Drop all images. Then write out each line below exactly as given.
·····
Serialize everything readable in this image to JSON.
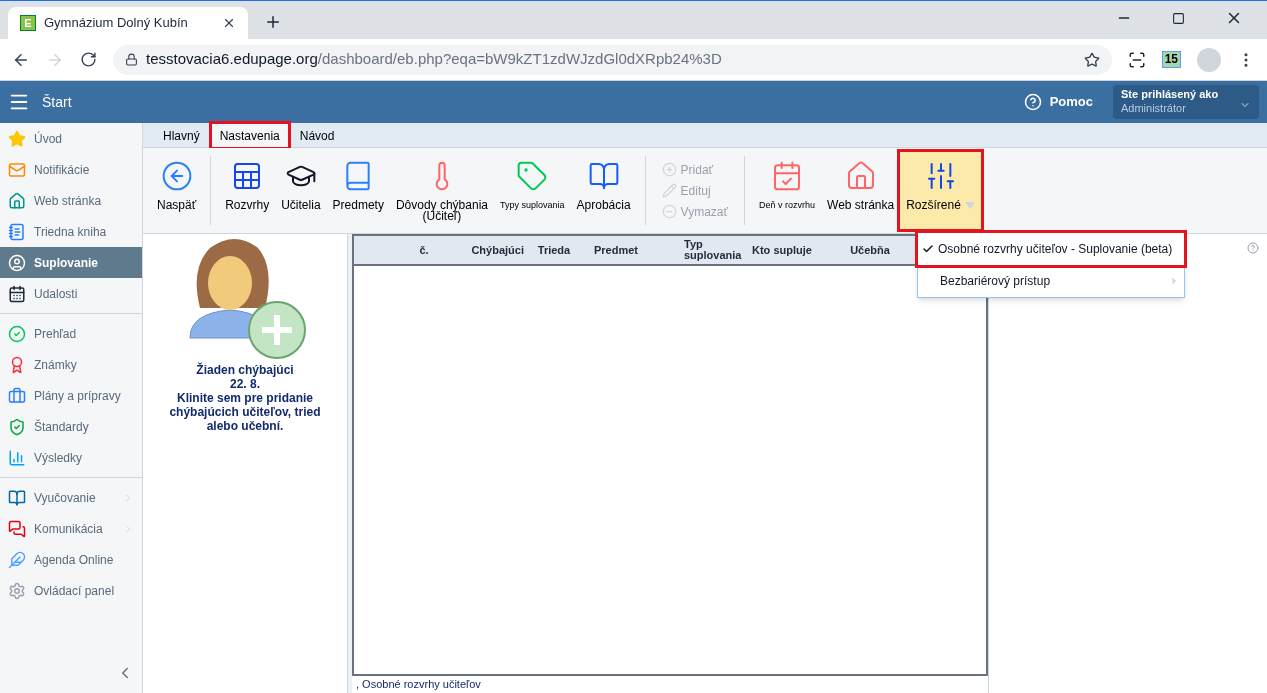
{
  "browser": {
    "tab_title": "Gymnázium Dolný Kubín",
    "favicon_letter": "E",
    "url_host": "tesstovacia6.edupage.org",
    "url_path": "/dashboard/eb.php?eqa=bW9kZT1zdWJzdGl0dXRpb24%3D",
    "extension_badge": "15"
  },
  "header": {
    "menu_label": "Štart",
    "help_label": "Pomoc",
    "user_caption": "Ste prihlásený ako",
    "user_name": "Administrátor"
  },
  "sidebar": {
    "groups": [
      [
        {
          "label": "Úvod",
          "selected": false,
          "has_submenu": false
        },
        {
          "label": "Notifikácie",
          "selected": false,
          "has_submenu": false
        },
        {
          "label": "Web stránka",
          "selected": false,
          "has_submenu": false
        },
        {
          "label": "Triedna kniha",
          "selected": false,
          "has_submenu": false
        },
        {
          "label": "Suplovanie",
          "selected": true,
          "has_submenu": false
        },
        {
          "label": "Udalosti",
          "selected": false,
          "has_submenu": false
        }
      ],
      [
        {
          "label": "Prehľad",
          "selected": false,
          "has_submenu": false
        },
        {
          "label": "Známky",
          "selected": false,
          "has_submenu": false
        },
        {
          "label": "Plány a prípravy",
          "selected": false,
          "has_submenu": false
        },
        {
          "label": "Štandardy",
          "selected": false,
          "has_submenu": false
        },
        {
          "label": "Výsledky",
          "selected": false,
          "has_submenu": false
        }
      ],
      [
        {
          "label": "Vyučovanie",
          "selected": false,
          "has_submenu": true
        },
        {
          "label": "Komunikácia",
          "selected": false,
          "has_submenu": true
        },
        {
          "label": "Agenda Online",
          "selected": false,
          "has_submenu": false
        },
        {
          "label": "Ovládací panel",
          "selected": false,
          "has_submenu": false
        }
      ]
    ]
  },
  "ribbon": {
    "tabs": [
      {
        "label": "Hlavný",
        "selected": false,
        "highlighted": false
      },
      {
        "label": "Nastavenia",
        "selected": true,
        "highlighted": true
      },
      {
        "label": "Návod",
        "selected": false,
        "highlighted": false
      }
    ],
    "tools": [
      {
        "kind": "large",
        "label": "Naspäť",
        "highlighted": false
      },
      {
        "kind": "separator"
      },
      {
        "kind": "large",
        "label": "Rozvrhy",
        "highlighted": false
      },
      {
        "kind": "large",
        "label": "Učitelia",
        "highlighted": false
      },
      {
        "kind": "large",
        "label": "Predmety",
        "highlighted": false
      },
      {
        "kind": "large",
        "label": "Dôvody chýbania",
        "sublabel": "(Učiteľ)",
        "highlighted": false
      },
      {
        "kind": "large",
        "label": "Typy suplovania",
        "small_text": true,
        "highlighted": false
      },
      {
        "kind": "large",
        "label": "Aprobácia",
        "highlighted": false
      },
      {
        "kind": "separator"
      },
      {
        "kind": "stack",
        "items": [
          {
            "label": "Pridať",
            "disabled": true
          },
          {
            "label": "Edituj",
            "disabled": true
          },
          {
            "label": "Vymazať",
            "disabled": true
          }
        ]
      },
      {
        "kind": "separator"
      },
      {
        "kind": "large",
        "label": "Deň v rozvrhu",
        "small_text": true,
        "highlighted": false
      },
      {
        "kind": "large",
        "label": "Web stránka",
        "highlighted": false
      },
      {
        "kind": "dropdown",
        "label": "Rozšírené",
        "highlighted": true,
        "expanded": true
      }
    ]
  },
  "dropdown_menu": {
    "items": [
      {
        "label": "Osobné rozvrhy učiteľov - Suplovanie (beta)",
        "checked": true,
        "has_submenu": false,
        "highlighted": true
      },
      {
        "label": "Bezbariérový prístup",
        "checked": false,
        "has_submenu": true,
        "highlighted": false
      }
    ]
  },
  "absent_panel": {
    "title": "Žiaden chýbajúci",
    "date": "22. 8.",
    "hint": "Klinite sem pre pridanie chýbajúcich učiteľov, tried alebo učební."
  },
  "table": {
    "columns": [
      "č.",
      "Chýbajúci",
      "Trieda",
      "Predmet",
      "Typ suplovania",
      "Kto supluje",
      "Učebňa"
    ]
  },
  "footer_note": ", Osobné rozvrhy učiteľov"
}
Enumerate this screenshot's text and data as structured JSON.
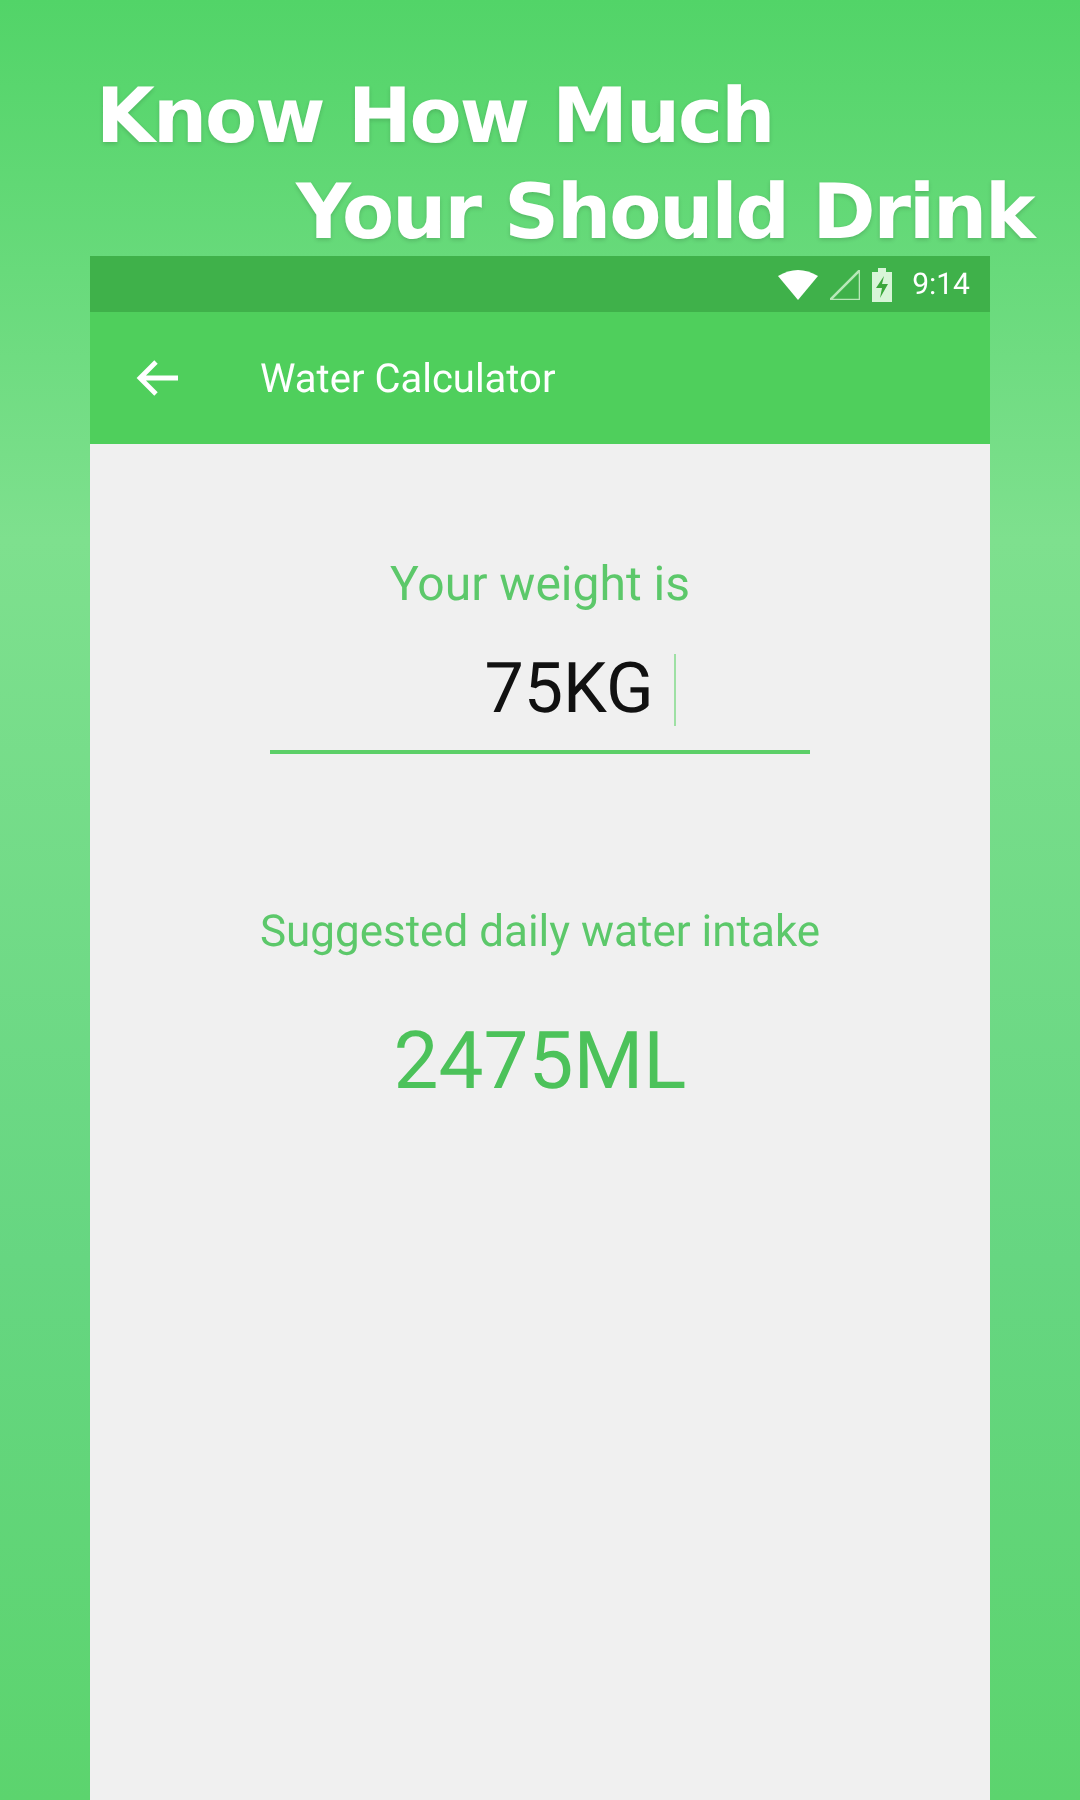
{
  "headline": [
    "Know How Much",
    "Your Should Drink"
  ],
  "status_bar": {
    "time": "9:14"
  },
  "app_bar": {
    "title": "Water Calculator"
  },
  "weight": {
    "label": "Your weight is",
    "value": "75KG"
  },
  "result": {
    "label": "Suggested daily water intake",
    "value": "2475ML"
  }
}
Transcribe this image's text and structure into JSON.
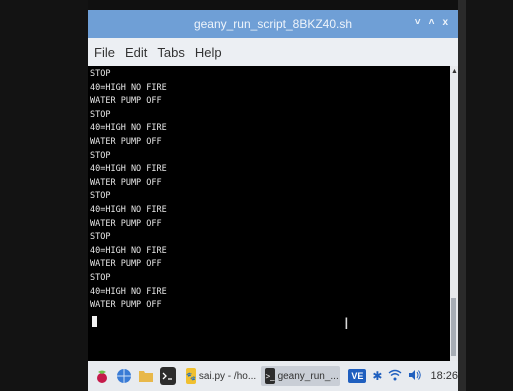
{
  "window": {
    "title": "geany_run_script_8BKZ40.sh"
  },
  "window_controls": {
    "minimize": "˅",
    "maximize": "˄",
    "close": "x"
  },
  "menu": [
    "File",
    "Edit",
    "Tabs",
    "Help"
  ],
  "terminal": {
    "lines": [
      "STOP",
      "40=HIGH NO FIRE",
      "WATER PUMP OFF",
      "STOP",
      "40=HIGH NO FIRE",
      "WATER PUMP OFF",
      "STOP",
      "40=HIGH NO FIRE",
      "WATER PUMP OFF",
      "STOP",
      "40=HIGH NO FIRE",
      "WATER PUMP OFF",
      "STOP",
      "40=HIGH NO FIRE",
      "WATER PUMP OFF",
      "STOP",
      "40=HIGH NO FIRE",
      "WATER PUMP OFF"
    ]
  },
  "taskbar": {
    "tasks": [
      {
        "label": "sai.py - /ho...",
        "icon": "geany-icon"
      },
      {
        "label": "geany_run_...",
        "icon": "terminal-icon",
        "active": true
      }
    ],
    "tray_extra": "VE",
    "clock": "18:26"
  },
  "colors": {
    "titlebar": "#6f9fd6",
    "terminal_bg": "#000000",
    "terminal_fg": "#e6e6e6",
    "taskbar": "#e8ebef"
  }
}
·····
#### Task output
Serialize everything readable in this image to JSON.
{
  "browser": {
    "tab_title": "Gymnázium Dolný Kubín",
    "favicon_letter": "E",
    "url_host": "tesstovacia6.edupage.org",
    "url_path": "/dashboard/eb.php?eqa=bW9kZT1zdWJzdGl0dXRpb24%3D",
    "extension_badge": "15"
  },
  "header": {
    "menu_label": "Štart",
    "help_label": "Pomoc",
    "user_caption": "Ste prihlásený ako",
    "user_name": "Administrátor"
  },
  "sidebar": {
    "groups": [
      [
        {
          "label": "Úvod",
          "selected": false,
          "has_submenu": false
        },
        {
          "label": "Notifikácie",
          "selected": false,
          "has_submenu": false
        },
        {
          "label": "Web stránka",
          "selected": false,
          "has_submenu": false
        },
        {
          "label": "Triedna kniha",
          "selected": false,
          "has_submenu": false
        },
        {
          "label": "Suplovanie",
          "selected": true,
          "has_submenu": false
        },
        {
          "label": "Udalosti",
          "selected": false,
          "has_submenu": false
        }
      ],
      [
        {
          "label": "Prehľad",
          "selected": false,
          "has_submenu": false
        },
        {
          "label": "Známky",
          "selected": false,
          "has_submenu": false
        },
        {
          "label": "Plány a prípravy",
          "selected": false,
          "has_submenu": false
        },
        {
          "label": "Štandardy",
          "selected": false,
          "has_submenu": false
        },
        {
          "label": "Výsledky",
          "selected": false,
          "has_submenu": false
        }
      ],
      [
        {
          "label": "Vyučovanie",
          "selected": false,
          "has_submenu": true
        },
        {
          "label": "Komunikácia",
          "selected": false,
          "has_submenu": true
        },
        {
          "label": "Agenda Online",
          "selected": false,
          "has_submenu": false
        },
        {
          "label": "Ovládací panel",
          "selected": false,
          "has_submenu": false
        }
      ]
    ]
  },
  "ribbon": {
    "tabs": [
      {
        "label": "Hlavný",
        "selected": false,
        "highlighted": false
      },
      {
        "label": "Nastavenia",
        "selected": true,
        "highlighted": true
      },
      {
        "label": "Návod",
        "selected": false,
        "highlighted": false
      }
    ],
    "tools": [
      {
        "kind": "large",
        "label": "Naspäť",
        "highlighted": false
      },
      {
        "kind": "separator"
      },
      {
        "kind": "large",
        "label": "Rozvrhy",
        "highlighted": false
      },
      {
        "kind": "large",
        "label": "Učitelia",
        "highlighted": false
      },
      {
        "kind": "large",
        "label": "Predmety",
        "highlighted": false
      },
      {
        "kind": "large",
        "label": "Dôvody chýbania",
        "sublabel": "(Učiteľ)",
        "highlighted": false
      },
      {
        "kind": "large",
        "label": "Typy suplovania",
        "small_text": true,
        "highlighted": false
      },
      {
        "kind": "large",
        "label": "Aprobácia",
        "highlighted": false
      },
      {
        "kind": "separator"
      },
      {
        "kind": "stack",
        "items": [
          {
            "label": "Pridať",
            "disabled": true
          },
          {
            "label": "Edituj",
            "disabled": true
          },
          {
            "label": "Vymazať",
            "disabled": true
          }
        ]
      },
      {
        "kind": "separator"
      },
      {
        "kind": "large",
        "label": "Deň v rozvrhu",
        "small_text": true,
        "highlighted": false
      },
      {
        "kind": "large",
        "label": "Web stránka",
        "highlighted": false
      },
      {
        "kind": "dropdown",
        "label": "Rozšírené",
        "highlighted": true,
        "expanded": true
      }
    ]
  },
  "dropdown_menu": {
    "items": [
      {
        "label": "Osobné rozvrhy učiteľov - Suplovanie (beta)",
        "checked": true,
        "has_submenu": false,
        "highlighted": true
      },
      {
        "label": "Bezbariérový prístup",
        "checked": false,
        "has_submenu": true,
        "highlighted": false
      }
    ]
  },
  "absent_panel": {
    "title": "Žiaden chýbajúci",
    "date": "22. 8.",
    "hint": "Klinite sem pre pridanie chýbajúcich učiteľov, tried alebo učební."
  },
  "table": {
    "columns": [
      "č.",
      "Chýbajúci",
      "Trieda",
      "Predmet",
      "Typ suplovania",
      "Kto supluje",
      "Učebňa"
    ]
  },
  "footer_note": ", Osobné rozvrhy učiteľov"
}
Enumerate this screenshot's text and data as structured JSON.
{
  "headline": [
    "Know How Much",
    "Your Should Drink"
  ],
  "status_bar": {
    "time": "9:14"
  },
  "app_bar": {
    "title": "Water Calculator"
  },
  "weight": {
    "label": "Your weight is",
    "value": "75KG"
  },
  "result": {
    "label": "Suggested daily water intake",
    "value": "2475ML"
  }
}
Transcribe this image's text and structure into JSON.
{
  "window": {
    "title": "geany_run_script_8BKZ40.sh"
  },
  "window_controls": {
    "minimize": "˅",
    "maximize": "˄",
    "close": "x"
  },
  "menu": [
    "File",
    "Edit",
    "Tabs",
    "Help"
  ],
  "terminal": {
    "lines": [
      "STOP",
      "40=HIGH NO FIRE",
      "WATER PUMP OFF",
      "STOP",
      "40=HIGH NO FIRE",
      "WATER PUMP OFF",
      "STOP",
      "40=HIGH NO FIRE",
      "WATER PUMP OFF",
      "STOP",
      "40=HIGH NO FIRE",
      "WATER PUMP OFF",
      "STOP",
      "40=HIGH NO FIRE",
      "WATER PUMP OFF",
      "STOP",
      "40=HIGH NO FIRE",
      "WATER PUMP OFF"
    ]
  },
  "taskbar": {
    "tasks": [
      {
        "label": "sai.py - /ho...",
        "icon": "geany-icon"
      },
      {
        "label": "geany_run_...",
        "icon": "terminal-icon",
        "active": true
      }
    ],
    "tray_extra": "VE",
    "clock": "18:26"
  },
  "colors": {
    "titlebar": "#6f9fd6",
    "terminal_bg": "#000000",
    "terminal_fg": "#e6e6e6",
    "taskbar": "#e8ebef"
  }
}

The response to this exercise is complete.